The theory of cost-push inflation (also called sellers’ or mark-up inflation) became popular after the mid 1950s. It attempts to explain the rise in prices when the economy is not at full employment.

According to this theory, the prices, instead of being pulled up by excess demand, may also be pushed up as a result of rise in the cost of production.

The basis of cost-push theory is that organised groups, both business and labour fix higher prices for their products or services than would prevail in perfectly competitive market.

Cost-push inflation is characterised by insufficiency of aggregate demand, unemployment of resources and excess capacity.


In nut shell, the cost-push theory of inflation maintains

(a) That the true source of inflation is the increase is cost of production,

(b) That the increase in cost of production is autonomous of the demand conditions,

(c) That the push forces operate through important cost components, such as, wages, profits or material costs, so that cost push inflation may take the form of wage-push inflation, or profit-push inflation or material-push inflation,

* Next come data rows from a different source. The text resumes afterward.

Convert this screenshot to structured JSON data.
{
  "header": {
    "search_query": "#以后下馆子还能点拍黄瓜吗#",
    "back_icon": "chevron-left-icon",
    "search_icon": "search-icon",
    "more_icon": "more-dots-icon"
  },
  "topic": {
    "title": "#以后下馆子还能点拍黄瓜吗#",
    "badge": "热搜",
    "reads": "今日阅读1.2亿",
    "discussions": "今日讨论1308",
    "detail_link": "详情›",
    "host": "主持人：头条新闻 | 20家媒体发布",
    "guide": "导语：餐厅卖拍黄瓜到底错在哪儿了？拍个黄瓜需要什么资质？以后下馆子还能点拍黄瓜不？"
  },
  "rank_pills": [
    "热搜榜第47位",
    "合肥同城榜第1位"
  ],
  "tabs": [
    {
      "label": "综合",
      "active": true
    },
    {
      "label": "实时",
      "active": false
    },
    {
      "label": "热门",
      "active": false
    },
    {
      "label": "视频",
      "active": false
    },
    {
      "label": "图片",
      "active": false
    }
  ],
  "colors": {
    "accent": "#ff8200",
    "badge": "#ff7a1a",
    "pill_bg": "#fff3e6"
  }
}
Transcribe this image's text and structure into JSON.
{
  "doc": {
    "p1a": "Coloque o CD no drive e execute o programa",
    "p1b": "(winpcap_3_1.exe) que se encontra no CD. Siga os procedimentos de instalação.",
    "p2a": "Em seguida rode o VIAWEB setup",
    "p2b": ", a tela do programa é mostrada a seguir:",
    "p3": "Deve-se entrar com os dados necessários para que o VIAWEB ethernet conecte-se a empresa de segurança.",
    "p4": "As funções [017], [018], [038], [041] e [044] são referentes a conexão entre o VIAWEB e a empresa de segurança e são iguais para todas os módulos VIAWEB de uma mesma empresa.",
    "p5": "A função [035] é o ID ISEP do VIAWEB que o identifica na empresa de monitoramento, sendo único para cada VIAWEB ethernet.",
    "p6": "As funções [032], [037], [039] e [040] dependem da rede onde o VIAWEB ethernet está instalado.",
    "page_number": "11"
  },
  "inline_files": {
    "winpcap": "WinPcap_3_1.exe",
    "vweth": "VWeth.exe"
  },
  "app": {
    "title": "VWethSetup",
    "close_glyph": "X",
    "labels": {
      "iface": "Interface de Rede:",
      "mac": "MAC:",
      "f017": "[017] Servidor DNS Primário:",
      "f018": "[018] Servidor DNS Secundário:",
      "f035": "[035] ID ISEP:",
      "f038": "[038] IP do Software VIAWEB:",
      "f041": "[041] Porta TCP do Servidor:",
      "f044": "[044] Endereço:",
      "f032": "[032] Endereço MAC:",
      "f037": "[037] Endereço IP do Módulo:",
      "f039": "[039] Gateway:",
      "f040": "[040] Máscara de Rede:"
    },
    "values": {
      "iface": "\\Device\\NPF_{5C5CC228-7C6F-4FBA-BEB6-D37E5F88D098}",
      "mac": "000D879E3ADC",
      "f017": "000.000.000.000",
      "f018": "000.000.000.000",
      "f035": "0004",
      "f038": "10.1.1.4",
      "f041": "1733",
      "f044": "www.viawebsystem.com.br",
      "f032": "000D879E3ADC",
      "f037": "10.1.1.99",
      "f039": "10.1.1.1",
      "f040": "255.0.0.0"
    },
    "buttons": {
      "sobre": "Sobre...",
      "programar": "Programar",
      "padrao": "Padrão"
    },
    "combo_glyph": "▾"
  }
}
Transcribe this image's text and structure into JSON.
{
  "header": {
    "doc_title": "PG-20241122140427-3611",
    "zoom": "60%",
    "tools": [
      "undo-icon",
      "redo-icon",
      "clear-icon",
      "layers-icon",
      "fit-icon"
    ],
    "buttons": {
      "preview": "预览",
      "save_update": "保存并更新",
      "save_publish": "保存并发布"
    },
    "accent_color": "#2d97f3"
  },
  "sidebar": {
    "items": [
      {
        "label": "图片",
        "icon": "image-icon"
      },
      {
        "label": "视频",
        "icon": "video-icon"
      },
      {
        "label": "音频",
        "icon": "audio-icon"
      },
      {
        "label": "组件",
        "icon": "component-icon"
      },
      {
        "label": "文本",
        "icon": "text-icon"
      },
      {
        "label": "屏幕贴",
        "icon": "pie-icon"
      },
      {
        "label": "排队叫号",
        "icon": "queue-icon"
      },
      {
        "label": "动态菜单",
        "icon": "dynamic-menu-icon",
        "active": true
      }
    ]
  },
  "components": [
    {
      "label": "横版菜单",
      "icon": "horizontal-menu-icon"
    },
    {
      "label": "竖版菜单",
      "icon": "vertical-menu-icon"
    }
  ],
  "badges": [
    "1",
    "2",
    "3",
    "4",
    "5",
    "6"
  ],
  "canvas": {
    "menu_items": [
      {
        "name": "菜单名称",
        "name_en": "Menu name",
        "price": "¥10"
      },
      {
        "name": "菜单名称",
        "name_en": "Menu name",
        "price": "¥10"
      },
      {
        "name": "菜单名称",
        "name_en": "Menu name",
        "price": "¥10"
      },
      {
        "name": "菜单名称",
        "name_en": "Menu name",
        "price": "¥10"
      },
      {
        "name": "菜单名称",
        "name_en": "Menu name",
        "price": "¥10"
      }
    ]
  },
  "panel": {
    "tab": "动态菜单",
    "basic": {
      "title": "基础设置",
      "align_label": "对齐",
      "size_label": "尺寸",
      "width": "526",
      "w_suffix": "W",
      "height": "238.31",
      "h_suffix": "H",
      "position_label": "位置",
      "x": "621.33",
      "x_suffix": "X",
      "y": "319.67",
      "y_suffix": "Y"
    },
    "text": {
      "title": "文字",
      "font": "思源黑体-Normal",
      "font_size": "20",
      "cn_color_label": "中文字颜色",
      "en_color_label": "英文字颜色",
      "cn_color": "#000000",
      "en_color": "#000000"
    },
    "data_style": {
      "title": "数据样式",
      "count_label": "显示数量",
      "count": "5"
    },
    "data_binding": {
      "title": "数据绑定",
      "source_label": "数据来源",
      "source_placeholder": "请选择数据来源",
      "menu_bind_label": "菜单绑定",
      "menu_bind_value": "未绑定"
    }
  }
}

(d) That the increase in cost of production is not absorbed by the producers and is passed to the buyers in the form of higher prices.